Disposition of Histamine, Its Metabolites, and pros-Methylimidazoleacetic Acid in Brain Regions of Rats Chronically Infused with α-Fluoromethylhistidine


Address correspondence and reprint requests to Dr. G. D. Prell at Department of Pharmacology (Box 1215), Mount Sinai Medical Center, 1 Gustave L. Levy Place, New York, NY 10029-6574, U.S.A.

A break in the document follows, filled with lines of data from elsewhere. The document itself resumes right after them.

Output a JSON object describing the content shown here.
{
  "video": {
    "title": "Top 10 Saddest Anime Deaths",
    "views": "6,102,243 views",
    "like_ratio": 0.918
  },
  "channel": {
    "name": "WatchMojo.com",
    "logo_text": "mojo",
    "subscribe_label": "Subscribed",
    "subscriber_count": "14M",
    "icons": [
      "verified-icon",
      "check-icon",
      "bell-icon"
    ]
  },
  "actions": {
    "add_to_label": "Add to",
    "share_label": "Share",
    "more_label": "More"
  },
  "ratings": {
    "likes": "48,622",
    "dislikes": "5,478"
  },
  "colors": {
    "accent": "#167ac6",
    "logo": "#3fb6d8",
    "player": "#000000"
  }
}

Abstract: In mammalian brain, histamine is known to be metabolized solely by histamine methyltransferase (HMT), forming tele-methylhistamine (t-MH), then tele-methylimidazoleacetic acid (t-MIAA). We previously showed that imidazoleacetic acid (IAA), a GABA agonist, and histamine's metabolite in the periphery, is present in brain where its concentration increased after inhibition of HMT. Also, when [3H]histamine was given intracerebroventricularly to rats, a portion was converted to IAA, a process increased by inhibition of HMT. These results indicated that brain has the capacity to oxidize histamine but did not show whether this pathway is operative under physiological conditions. To address this question, rats were infused for >4 weeks with α-fluoromethylhistidine (α-FMHis), an irreversible inhibitor of histamine's synthetic enzyme, l-histidine decarboxylase. Compared with controls (untreated and saline-treated rats), brain levels of histamine, t-MH, and t-MIAA in all regions were markedly reduced in treated rats. As a percentage of controls, depletion of t-MIAA > t-MH > histamine in all regions, and regional depletions of histamine corresponded to its turnover rates in regions of rat brain. In contrast, levels of IAA were unchanged as were levels of pros-methylimidazoleacetic acid, an isomer of t-MIAA unrelated to histamine metabolism. Results suggest that in brains of rats, unlike in the periphery, most IAA may not normally derive from histamine. Because histamine in brain can be converted to IAA under certain conditions, direct oxidation of histamine may be a conditional phenomenon. Our results also support the existence of a very slow turnover pool of brain histamine and use of chronic α-FMHis infusion as a model to probe the histaminergic system in brain.